Dataset rows describing interfaces
========================================================================
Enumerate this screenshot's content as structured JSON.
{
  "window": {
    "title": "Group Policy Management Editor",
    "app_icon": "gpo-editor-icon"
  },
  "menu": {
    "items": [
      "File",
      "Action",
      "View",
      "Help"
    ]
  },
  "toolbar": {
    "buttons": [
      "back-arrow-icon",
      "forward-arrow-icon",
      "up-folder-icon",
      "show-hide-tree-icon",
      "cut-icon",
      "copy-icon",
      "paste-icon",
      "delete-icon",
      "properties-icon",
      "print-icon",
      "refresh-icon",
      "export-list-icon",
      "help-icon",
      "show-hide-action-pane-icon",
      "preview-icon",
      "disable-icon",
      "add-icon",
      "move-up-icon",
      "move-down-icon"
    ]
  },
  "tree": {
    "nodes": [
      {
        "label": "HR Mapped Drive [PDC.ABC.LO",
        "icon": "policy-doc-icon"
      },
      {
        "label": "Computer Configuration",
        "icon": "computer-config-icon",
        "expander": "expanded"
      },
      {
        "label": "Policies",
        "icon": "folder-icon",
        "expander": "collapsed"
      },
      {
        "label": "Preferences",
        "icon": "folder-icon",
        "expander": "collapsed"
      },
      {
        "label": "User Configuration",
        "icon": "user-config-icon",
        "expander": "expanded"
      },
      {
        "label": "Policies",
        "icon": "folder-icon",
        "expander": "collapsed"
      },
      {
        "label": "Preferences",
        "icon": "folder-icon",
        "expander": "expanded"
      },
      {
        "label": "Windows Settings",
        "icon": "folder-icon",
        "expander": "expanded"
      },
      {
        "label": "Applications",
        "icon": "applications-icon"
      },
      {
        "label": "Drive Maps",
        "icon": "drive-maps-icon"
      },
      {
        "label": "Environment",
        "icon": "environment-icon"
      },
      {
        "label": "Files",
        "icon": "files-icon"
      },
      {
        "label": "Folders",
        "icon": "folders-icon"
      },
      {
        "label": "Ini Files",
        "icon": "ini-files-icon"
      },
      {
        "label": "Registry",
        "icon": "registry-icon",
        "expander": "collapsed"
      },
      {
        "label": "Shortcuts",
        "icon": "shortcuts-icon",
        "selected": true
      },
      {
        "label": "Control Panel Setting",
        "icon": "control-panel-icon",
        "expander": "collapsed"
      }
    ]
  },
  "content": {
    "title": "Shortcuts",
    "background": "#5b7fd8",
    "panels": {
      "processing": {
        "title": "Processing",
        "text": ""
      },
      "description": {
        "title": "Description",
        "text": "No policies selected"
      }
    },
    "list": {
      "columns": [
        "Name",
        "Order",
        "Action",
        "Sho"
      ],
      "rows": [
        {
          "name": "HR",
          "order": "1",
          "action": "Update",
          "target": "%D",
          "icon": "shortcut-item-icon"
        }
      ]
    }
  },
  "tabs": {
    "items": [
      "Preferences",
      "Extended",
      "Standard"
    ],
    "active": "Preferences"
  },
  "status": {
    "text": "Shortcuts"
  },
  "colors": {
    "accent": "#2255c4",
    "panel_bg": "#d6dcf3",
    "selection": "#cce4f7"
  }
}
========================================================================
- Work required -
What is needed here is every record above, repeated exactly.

- Completed task -
Enumerate this screenshot's content as structured JSON.
{
  "window": {
    "title": "Group Policy Management Editor",
    "app_icon": "gpo-editor-icon"
  },
  "menu": {
    "items": [
      "File",
      "Action",
      "View",
      "Help"
    ]
  },
  "toolbar": {
    "buttons": [
      "back-arrow-icon",
      "forward-arrow-icon",
      "up-folder-icon",
      "show-hide-tree-icon",
      "cut-icon",
      "copy-icon",
      "paste-icon",
      "delete-icon",
      "properties-icon",
      "print-icon",
      "refresh-icon",
      "export-list-icon",
      "help-icon",
      "show-hide-action-pane-icon",
      "preview-icon",
      "disable-icon",
      "add-icon",
      "move-up-icon",
      "move-down-icon"
    ]
  },
  "tree": {
    "nodes": [
      {
        "label": "HR Mapped Drive [PDC.ABC.LO",
        "icon": "policy-doc-icon"
      },
      {
        "label": "Computer Configuration",
        "icon": "computer-config-icon",
        "expander": "expanded"
      },
      {
        "label": "Policies",
        "icon": "folder-icon",
        "expander": "collapsed"
      },
      {
        "label": "Preferences",
        "icon": "folder-icon",
        "expander": "collapsed"
      },
      {
        "label": "User Configuration",
        "icon": "user-config-icon",
        "expander": "expanded"
      },
      {
        "label": "Policies",
        "icon": "folder-icon",
        "expander": "collapsed"
      },
      {
        "label": "Preferences",
        "icon": "folder-icon",
        "expander": "expanded"
      },
      {
        "label": "Windows Settings",
        "icon": "folder-icon",
        "expander": "expanded"
      },
      {
        "label": "Applications",
        "icon": "applications-icon"
      },
      {
        "label": "Drive Maps",
        "icon": "drive-maps-icon"
      },
      {
        "label": "Environment",
        "icon": "environment-icon"
      },
      {
        "label": "Files",
        "icon": "files-icon"
      },
      {
        "label": "Folders",
        "icon": "folders-icon"
      },
      {
        "label": "Ini Files",
        "icon": "ini-files-icon"
      },
      {
        "label": "Registry",
        "icon": "registry-icon",
        "expander": "collapsed"
      },
      {
        "label": "Shortcuts",
        "icon": "shortcuts-icon",
        "selected": true
      },
      {
        "label": "Control Panel Setting",
        "icon": "control-panel-icon",
        "expander": "collapsed"
      }
    ]
  },
  "content": {
    "title": "Shortcuts",
    "background": "#5b7fd8",
    "panels": {
      "processing": {
        "title": "Processing",
        "text": ""
      },
      "description": {
        "title": "Description",
        "text": "No policies selected"
      }
    },
    "list": {
      "columns": [
        "Name",
        "Order",
        "Action",
        "Sho"
      ],
      "rows": [
        {
          "name": "HR",
          "order": "1",
          "action": "Update",
          "target": "%D",
          "icon": "shortcut-item-icon"
        }
      ]
    }
  },
  "tabs": {
    "items": [
      "Preferences",
      "Extended",
      "Standard"
    ],
    "active": "Preferences"
  },
  "status": {
    "text": "Shortcuts"
  },
  "colors": {
    "accent": "#2255c4",
    "panel_bg": "#d6dcf3",
    "selection": "#cce4f7"
  }
}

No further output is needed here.